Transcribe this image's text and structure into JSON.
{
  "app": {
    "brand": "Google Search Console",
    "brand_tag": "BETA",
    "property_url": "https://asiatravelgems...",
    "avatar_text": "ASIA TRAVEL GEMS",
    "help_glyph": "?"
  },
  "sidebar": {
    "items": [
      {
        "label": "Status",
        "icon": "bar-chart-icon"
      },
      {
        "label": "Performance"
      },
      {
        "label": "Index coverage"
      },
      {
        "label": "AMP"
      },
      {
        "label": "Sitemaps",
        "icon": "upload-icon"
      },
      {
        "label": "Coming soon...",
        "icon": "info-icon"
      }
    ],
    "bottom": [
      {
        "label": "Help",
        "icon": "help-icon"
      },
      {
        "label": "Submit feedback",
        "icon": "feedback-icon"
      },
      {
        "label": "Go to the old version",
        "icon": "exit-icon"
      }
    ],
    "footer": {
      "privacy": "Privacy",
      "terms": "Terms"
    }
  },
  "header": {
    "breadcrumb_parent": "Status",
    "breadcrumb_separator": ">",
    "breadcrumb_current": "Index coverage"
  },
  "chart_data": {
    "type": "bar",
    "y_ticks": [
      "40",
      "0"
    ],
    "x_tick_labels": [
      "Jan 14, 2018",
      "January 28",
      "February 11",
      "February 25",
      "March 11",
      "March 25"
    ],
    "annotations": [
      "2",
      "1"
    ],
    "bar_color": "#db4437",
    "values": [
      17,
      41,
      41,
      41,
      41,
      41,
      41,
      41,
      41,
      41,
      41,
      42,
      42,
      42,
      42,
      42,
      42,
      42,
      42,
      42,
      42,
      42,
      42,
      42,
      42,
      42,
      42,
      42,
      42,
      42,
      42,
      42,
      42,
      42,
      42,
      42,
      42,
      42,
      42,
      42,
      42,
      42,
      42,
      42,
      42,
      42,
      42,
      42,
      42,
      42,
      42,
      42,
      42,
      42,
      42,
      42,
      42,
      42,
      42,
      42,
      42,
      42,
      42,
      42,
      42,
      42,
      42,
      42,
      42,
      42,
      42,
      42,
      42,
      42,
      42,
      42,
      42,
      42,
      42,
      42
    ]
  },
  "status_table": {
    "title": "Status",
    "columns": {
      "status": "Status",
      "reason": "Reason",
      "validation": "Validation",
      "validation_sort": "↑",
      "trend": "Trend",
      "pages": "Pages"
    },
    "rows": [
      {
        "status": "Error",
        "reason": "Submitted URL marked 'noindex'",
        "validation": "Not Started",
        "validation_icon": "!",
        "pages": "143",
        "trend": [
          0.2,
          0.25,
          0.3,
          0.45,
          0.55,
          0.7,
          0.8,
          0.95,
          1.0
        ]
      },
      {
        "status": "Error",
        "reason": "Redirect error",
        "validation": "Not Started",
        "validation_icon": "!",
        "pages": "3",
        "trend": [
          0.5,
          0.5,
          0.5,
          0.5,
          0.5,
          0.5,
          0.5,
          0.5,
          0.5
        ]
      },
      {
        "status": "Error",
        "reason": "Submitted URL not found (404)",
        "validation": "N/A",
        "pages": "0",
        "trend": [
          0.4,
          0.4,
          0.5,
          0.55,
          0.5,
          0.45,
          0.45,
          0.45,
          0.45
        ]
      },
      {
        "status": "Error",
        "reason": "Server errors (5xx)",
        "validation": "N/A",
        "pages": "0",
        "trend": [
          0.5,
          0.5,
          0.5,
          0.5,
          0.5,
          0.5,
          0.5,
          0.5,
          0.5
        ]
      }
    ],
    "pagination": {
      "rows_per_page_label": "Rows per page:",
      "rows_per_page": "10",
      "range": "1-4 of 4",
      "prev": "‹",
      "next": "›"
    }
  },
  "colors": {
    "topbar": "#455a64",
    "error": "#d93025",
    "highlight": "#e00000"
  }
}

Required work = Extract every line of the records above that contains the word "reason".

Result below =
      "reason": "Reason",
        "reason": "Submitted URL marked 'noindex'",
        "reason": "Redirect error",
        "reason": "Submitted URL not found (404)",
        "reason": "Server errors (5xx)",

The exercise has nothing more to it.